→ **Prompt**
Every record below should be repeated word for word, with the pictures left out.

App and web page records:
----
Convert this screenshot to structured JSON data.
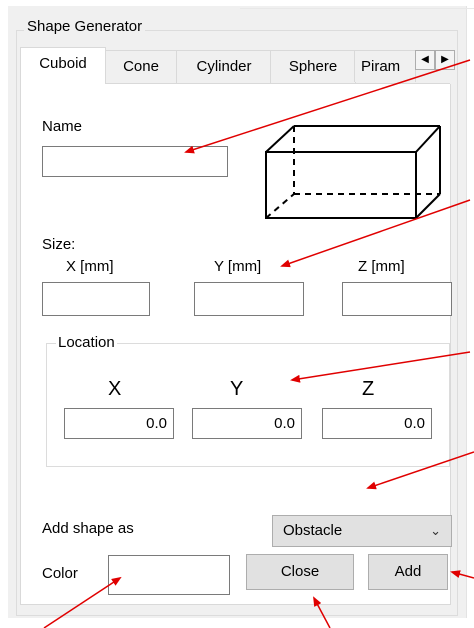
{
  "group_title": "Shape Generator",
  "tabs": [
    {
      "label": "Cuboid",
      "active": true
    },
    {
      "label": "Cone",
      "active": false
    },
    {
      "label": "Cylinder",
      "active": false
    },
    {
      "label": "Sphere",
      "active": false
    },
    {
      "label": "Piram",
      "active": false
    }
  ],
  "tab_scroll": {
    "left_glyph": "◀",
    "right_glyph": "▶"
  },
  "name": {
    "label": "Name",
    "value": ""
  },
  "size": {
    "label": "Size:",
    "x_label": "X [mm]",
    "y_label": "Y [mm]",
    "z_label": "Z [mm]",
    "x_value": "",
    "y_value": "",
    "z_value": ""
  },
  "location": {
    "legend": "Location",
    "x_label": "X",
    "y_label": "Y",
    "z_label": "Z",
    "x_value": "0.0",
    "y_value": "0.0",
    "z_value": "0.0"
  },
  "add_shape": {
    "label": "Add shape as",
    "selected": "Obstacle"
  },
  "color": {
    "label": "Color"
  },
  "buttons": {
    "close": "Close",
    "add": "Add"
  },
  "colors": {
    "arrow": "#e00000",
    "panel": "#f0f0f0",
    "button": "#e1e1e1"
  }
}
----
→ **Answer to this task**
Convert this screenshot to structured JSON data.
{
  "group_title": "Shape Generator",
  "tabs": [
    {
      "label": "Cuboid",
      "active": true
    },
    {
      "label": "Cone",
      "active": false
    },
    {
      "label": "Cylinder",
      "active": false
    },
    {
      "label": "Sphere",
      "active": false
    },
    {
      "label": "Piram",
      "active": false
    }
  ],
  "tab_scroll": {
    "left_glyph": "◀",
    "right_glyph": "▶"
  },
  "name": {
    "label": "Name",
    "value": ""
  },
  "size": {
    "label": "Size:",
    "x_label": "X [mm]",
    "y_label": "Y [mm]",
    "z_label": "Z [mm]",
    "x_value": "",
    "y_value": "",
    "z_value": ""
  },
  "location": {
    "legend": "Location",
    "x_label": "X",
    "y_label": "Y",
    "z_label": "Z",
    "x_value": "0.0",
    "y_value": "0.0",
    "z_value": "0.0"
  },
  "add_shape": {
    "label": "Add shape as",
    "selected": "Obstacle"
  },
  "color": {
    "label": "Color"
  },
  "buttons": {
    "close": "Close",
    "add": "Add"
  },
  "colors": {
    "arrow": "#e00000",
    "panel": "#f0f0f0",
    "button": "#e1e1e1"
  }
}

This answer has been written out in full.